All the clumsy folks out there learn how to wire a winch without a solenoid! It could prevent you from dramatic accidents.
When the motor winch is switched on, a solenoid is an electrical switch that accepts power from the truck battery and powers the motor winch. Depending on the winch design, solenoids may be installed inside or remotely. It may also depend on some more factors like available installation space. When an electric current flows across the wire, it creates a consistent magnetic field. The cables operate as switches, as seen in the wiring schematic for a winch solenoid.
Solenoids’ primary function is to relieve strain on the winch’s switch. It also prevents overheating.
Guide On How To Wire A Winch Without A Solenoid – Step By Step
In mechanics, you must have a clear vision of what you aim to do. Not only does it, but you should emphasize the purpose and expected outcome. A winch solenoid wiring diagram might assist you throughout this step by illustrating the motor’s construction. You may get a visual depiction of your winch from the manufacturer or another technician with expertise in that kind of winch.
Phase – 1:
The winch mechanism is operated by twisting a knob, which makes it simple to maneuver. The next step needs you to set the winch in a free spool, which is likely to be driving in neutral gear on a vehicle. Prior to using this mode, check that the winching mechanism is not loaded to avoid an accident.

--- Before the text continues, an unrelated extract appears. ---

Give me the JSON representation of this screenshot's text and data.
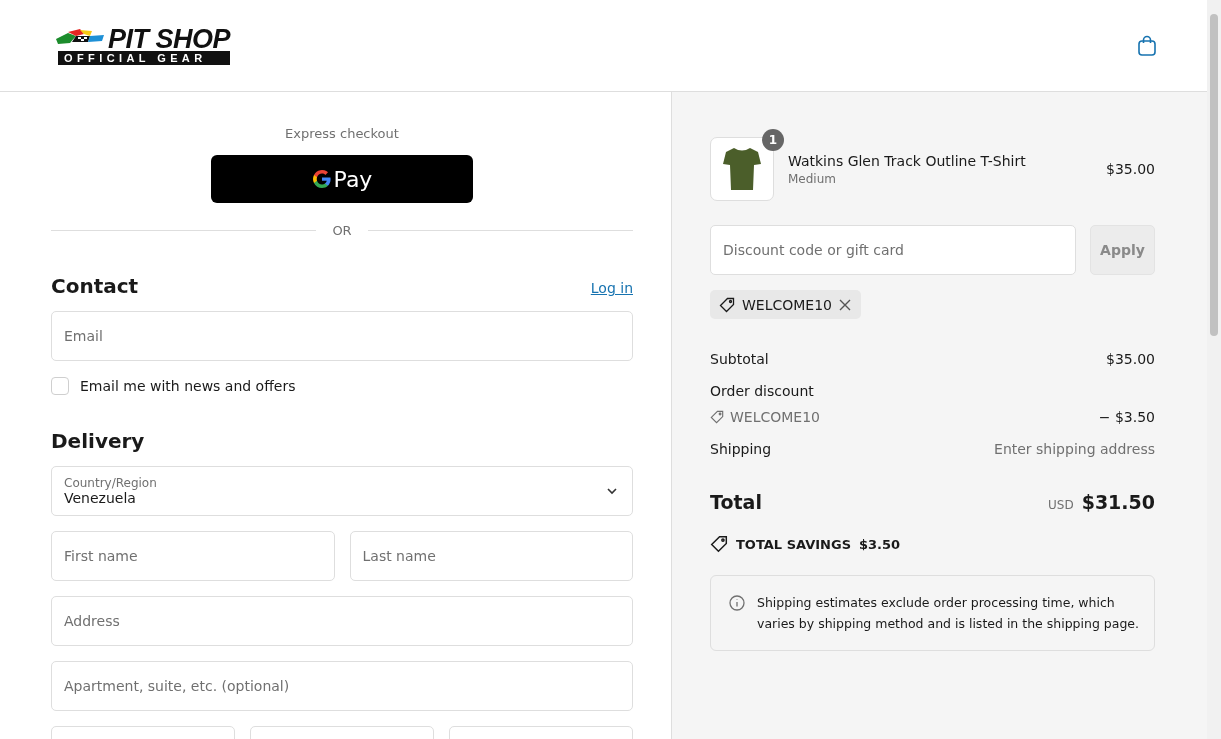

Phase – 2:
Disconnect the terminals from the battery, beginning with the positive lead and working your way down to the grounded lead. It is wise to mark the wires on the schematic to prevent any misunderstanding that might result in erroneous results. Three poles next to the motor should be labeled A, F1, and F2.
Phase – 3:
Bring your jumper wires with you for this phase because a 5, or 6-inch cable will suffice. You’re now going to run the line from A to F1 and connect it to the battery through F2. Once this connection is confirmed, the winch motor should only operate in one direction.
How are the A and F2 posts used to connect the motor to the power source? Rep with the B and C posts to start the engine operating on the other side as well.
A solenoid is a coil of wire that functions as an electromagnet. Additionally, it refers to any device that converts electrical energy to mechanical energy through a solenoid. The device generates a magnetic field from an electric current that ultimately produces linear motion. Click here to learn…more
Two solenoids are used in certain winches, whereas four are used in others. A permanent magnet winch normally has two solenoid setups. They are less powerful, less dependable, and more affordable. Four solenoid layouts are more powerful, dependable, and lightweight.
- Double-check the winch solenoid and battery cable connections.
- After detaching the positive (red) winch wire from the battery, unscrew the solenoid cover.
- With the winch turned off, connect a voltmeter to the big studs on the solenoid.
- Connect the winch motor’s positive and negative wires to the solenoid.
- Connect the positive and negative battery wires to the battery-specific solenoid terminals.
- Connect the battery lines from the solenoid to the car battery, and make sure that they are connected to the proper polarity terminals.
What you need to do is to connect “A” to “F1″ using a tiny jumper wire (5″-6” dead wire, 8 gauge would enough) and connect “F2” with the battery (jumper cables will suffice). At this point, the winch motor should only be turning in one direction. Set the battery to “F1” and connect the jumper from “A” to “F2.” Learn here more about winch solenoid.
Damaged or corroded contactor might be the cause.
If the winch operates properly when powered by flying leads, the issue is almost certainly with the contactor. Although the solenoids light up, they are not connected. It might be the cause of corrosion or thermal damage
No, if the winch isn’t operating, it won’t deplete the battery. The first step is to double-check that your cords are secure. However, it’s conceivable that your battery has failed.
- Connect the winch’s positive wire to the vehicle’s positive terminal, using an in-line circuit breaker if one is equipped with the winch.
- Connect the winch’s negative wire to the car battery’s negative ground terminal.
A single package containing two solenoids saves costs and maximizes space savings while simplifying wiring. For permanent magnet motors, two integrated solenoids enable dynamic braking. More information is available.
The clicking solenoid simply indicates that the coil is in good working order and pushes the contacts together. Dirty or pitted contacts, or a faulty connection to one or more solenoids, might be preventing electricity from reaching the motor winch.
The solenoid above the winch controls the amount of power pulled from the battery. In addition, it must decide the direction in which the motor will revolve, among other things. It is not necessary to use a relay. You may use it to add an on/off switch to your dashboard.
- Look beneath the car for the starting motor.
- Locate the two metal connections on the starting solenoid’s backside.
- Cover the two metal contacts with the metal blade of an insulated screwdriver.
- Enlist the assistance of a friend to start the engine using the key.
- Listen to the start.
After being introduced to the topic, please go through each step slowly to ensure you get the most out of the maneuver! It usually takes time to master a new approach, which is perfectly acceptable, particularly if mechanics is not your thing. Slowly and methodically, you will explore the world of mechanics with a smile on your face!